The little boy had no injuries and was returned to his family.
A young local boy was rescued by two bystanders and a National Sea Rescue Institute (NSRI) station commander after being swept out about 100m to sea by rip currents at Rocky Bay last Tuesday afternoon.
The NSRI Rocky Bay station received reports of a child in difficulty in the water and its station commander, Kevin Fourie, scanned the ocean but could not see anyone in distress.
Mr Fourie contacted Umdoni Municipal lifeguards at the main beach who also searched the ocean, but could not see the child.
They were shortly informed that the boy was in the process of drowning in front of the Rocky Bay caravan park which is not protected by lifeguards, and upon hearing this, rushed off to the scene in an inflatable rescue boat together with Scottburgh Umdoni Municipal lifeguards.

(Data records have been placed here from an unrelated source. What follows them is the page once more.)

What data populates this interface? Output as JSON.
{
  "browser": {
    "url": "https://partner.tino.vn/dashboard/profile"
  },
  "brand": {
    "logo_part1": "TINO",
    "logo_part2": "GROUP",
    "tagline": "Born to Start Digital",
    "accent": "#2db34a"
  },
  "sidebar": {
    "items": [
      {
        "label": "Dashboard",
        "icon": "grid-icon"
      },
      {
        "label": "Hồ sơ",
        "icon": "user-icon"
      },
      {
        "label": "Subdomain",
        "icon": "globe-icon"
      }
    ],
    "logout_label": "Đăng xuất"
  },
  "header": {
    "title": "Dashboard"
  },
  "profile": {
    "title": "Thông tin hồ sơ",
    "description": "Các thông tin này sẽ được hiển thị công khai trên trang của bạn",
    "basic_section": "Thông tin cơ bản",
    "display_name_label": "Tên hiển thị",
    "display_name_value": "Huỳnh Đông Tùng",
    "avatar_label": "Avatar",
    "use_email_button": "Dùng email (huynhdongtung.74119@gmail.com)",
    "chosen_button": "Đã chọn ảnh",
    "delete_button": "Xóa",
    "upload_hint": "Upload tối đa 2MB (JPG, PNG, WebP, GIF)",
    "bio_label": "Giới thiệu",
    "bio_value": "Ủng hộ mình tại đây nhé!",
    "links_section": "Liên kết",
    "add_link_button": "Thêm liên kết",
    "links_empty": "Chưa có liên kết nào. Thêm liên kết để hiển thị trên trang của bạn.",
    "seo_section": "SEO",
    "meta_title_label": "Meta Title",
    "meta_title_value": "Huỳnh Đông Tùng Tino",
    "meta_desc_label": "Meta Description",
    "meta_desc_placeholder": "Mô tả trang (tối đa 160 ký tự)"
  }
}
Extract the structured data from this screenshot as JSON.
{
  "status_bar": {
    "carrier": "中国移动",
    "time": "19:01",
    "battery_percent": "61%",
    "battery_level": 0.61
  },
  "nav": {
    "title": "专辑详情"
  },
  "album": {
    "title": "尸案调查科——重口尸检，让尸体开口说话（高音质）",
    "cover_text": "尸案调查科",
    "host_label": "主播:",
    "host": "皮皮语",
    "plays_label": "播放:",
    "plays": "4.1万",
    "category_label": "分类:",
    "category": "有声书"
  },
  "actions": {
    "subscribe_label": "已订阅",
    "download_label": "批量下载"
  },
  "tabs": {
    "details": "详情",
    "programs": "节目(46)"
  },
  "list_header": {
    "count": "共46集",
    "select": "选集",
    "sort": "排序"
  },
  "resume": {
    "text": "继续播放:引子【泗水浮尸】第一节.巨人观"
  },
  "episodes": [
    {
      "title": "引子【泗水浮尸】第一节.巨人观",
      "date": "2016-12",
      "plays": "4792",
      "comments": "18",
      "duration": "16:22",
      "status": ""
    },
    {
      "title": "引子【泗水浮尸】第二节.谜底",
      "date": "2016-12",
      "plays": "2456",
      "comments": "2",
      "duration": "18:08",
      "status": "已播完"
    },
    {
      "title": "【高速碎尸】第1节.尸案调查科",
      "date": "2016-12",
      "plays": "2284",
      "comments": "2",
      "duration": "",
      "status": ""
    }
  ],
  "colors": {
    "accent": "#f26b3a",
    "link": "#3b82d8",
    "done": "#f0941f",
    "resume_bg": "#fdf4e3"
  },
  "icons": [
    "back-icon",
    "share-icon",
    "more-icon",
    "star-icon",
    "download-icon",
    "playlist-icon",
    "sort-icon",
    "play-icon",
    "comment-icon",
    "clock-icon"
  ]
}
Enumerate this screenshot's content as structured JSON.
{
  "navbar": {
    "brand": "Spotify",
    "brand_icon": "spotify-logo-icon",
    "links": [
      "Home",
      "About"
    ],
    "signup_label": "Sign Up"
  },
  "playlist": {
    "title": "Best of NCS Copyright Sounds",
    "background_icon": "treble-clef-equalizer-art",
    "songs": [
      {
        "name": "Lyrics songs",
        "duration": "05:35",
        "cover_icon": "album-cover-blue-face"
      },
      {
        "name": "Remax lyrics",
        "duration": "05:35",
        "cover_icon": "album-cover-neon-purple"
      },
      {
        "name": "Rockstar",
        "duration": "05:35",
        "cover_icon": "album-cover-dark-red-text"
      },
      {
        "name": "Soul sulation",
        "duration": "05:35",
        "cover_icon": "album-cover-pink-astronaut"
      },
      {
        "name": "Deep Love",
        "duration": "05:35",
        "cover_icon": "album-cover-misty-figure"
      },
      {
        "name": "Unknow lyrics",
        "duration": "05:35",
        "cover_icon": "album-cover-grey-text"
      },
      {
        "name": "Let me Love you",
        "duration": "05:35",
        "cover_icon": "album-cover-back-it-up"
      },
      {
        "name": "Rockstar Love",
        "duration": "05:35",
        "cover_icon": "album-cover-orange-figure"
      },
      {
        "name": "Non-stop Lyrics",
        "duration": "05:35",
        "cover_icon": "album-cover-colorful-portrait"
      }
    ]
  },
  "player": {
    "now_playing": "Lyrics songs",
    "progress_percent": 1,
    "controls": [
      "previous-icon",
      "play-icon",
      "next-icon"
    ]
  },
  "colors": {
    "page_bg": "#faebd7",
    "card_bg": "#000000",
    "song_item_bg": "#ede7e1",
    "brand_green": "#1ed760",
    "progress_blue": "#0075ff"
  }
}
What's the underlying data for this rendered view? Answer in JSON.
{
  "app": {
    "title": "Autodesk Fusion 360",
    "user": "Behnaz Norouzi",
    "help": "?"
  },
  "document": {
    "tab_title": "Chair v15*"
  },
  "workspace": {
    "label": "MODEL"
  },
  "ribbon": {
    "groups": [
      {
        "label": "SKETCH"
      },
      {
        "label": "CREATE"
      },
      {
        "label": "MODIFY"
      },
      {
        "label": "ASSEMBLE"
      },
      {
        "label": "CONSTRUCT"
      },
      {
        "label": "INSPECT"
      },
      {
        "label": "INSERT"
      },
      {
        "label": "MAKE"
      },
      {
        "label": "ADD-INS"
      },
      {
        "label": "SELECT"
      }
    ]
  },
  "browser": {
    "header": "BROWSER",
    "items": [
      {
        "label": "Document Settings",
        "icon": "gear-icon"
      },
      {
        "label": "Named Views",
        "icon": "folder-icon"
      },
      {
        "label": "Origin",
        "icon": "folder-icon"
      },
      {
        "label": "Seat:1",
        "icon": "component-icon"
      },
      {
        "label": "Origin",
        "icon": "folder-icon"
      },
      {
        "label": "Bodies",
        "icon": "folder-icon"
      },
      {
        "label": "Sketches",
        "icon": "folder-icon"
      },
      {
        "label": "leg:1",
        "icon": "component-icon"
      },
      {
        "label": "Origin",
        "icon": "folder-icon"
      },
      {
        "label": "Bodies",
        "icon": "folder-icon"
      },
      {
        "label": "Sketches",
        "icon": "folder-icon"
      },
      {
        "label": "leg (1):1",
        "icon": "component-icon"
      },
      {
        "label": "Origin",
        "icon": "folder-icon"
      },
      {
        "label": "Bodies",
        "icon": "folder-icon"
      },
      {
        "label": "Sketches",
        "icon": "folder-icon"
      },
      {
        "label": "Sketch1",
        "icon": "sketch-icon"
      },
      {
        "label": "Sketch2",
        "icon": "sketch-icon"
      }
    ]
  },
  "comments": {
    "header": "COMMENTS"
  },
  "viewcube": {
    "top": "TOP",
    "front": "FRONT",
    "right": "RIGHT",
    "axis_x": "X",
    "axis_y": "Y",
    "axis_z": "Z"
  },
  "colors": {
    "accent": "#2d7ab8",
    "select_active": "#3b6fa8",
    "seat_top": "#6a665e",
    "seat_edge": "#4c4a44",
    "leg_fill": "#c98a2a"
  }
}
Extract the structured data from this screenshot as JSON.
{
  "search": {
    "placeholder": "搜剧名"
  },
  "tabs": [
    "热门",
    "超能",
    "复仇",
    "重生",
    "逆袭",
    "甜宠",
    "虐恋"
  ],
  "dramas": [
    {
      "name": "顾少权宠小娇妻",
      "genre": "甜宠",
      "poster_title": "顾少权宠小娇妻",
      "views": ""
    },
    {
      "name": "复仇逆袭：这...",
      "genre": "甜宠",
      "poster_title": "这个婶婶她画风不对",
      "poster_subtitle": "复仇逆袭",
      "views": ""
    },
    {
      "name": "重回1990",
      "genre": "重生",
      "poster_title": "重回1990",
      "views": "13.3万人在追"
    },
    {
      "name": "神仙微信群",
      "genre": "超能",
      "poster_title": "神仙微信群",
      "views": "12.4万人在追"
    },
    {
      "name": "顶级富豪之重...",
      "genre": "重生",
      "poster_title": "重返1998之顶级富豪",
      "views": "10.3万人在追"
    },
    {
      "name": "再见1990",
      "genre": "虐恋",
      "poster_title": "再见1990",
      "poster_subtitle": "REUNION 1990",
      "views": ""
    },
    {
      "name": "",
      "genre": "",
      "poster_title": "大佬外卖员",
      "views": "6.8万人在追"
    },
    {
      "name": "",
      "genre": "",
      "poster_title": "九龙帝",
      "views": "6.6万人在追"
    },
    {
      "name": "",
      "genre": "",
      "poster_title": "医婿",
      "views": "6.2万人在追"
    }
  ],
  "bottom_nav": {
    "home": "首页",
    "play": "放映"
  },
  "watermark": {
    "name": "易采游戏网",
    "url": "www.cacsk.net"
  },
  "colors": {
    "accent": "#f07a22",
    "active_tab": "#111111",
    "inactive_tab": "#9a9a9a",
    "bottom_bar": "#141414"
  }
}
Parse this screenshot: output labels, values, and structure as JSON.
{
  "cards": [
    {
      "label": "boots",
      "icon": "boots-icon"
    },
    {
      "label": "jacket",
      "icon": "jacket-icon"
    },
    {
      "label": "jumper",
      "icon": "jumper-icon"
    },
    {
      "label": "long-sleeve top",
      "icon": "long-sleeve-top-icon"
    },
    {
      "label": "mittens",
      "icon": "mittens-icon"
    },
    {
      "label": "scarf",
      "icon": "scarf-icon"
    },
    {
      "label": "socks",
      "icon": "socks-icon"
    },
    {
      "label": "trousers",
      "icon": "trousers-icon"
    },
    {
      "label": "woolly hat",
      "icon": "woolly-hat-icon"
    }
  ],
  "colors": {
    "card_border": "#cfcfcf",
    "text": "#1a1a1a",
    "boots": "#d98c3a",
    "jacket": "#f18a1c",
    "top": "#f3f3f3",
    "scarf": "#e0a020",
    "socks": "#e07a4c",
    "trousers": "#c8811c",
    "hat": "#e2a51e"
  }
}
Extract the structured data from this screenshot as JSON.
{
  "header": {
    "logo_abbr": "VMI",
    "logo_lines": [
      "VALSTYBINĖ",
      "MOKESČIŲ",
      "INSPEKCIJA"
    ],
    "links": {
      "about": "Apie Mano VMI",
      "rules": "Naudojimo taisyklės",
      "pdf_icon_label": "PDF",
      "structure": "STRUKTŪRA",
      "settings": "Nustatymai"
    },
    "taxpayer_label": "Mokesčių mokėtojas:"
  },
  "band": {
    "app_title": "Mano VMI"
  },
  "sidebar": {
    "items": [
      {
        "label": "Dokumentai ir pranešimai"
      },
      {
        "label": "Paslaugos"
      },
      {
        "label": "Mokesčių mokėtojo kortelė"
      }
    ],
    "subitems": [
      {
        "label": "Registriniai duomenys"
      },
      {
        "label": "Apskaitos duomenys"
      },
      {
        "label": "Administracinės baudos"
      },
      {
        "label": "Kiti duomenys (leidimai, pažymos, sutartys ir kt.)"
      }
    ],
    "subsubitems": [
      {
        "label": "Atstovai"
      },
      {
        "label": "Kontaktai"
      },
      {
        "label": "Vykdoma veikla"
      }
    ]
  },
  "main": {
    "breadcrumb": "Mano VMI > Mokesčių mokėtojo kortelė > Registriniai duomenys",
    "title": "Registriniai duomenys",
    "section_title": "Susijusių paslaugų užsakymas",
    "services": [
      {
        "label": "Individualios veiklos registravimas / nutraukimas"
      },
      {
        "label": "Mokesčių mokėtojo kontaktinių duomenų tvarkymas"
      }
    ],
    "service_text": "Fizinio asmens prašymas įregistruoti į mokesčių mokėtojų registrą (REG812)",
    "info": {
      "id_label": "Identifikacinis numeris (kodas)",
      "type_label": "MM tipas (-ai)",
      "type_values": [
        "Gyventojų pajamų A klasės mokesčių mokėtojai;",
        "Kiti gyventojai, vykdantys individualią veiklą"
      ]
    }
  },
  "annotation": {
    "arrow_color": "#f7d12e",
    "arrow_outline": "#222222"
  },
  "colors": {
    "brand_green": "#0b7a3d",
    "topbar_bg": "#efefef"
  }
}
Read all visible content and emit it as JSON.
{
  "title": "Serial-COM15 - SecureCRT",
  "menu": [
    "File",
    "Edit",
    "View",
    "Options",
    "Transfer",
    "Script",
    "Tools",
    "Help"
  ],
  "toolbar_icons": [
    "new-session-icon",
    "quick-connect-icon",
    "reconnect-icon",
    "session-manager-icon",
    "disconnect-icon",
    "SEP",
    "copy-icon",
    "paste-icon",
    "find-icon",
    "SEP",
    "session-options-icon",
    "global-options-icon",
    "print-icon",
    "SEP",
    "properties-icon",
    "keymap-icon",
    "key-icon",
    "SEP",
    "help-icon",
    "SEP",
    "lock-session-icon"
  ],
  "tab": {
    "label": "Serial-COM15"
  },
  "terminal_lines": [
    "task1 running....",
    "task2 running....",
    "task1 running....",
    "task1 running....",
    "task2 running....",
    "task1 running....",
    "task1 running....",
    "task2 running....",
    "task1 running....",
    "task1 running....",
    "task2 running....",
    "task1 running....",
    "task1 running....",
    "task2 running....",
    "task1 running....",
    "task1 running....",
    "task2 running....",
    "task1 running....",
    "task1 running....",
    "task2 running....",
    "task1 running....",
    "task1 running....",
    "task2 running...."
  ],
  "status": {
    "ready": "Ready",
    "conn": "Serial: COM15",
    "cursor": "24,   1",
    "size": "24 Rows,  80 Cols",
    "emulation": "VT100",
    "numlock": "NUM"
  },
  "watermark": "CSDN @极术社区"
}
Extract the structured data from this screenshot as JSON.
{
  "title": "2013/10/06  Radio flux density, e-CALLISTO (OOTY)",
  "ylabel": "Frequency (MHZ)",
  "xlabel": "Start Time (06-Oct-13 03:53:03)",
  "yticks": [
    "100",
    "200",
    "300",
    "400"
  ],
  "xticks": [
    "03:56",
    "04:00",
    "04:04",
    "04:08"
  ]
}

When the team arrived at the scene, they discovered that two local men, Richard Gibson and Nick Bell, with the help of NSRI Durban station commander, Jonathan Kellerman, were able to use an NSRI pink rescue buoy and a bodyboard to save the child.
Rescuer Richard stated that without hesitation, he launched into the water and swam out towards the boy.
Before heading in, he asked his son to alert his friend Nick of what was going on.
Station commander Jonathan, who was at the beach with his family on holiday, soon realised what was happening, grabbed the rescue buoy and swam out to assist.
Nick followed behind him on a bodyboard.
In a combined effort and with the two floatation devices, the boy was brought to shore.
The NSRI commends all three men involved in the rescue and advises anyone who sees a person in difficulty to throw the pink rescue buoy to the casualty and alert the sea rescue emergency numbers that are displayed on the pink rescue buoy boards.
Pink rescue buoys are stationed around the country at beaches that are mostly unprotected by lifeguards.
Since the rescue buoys were introduced at beaches in 2017, NSRI has recorded 72 lives being saved by these floatation devices around the coastline.
Article written by: Vanisha Moodley
Photo credit: South Coast Herald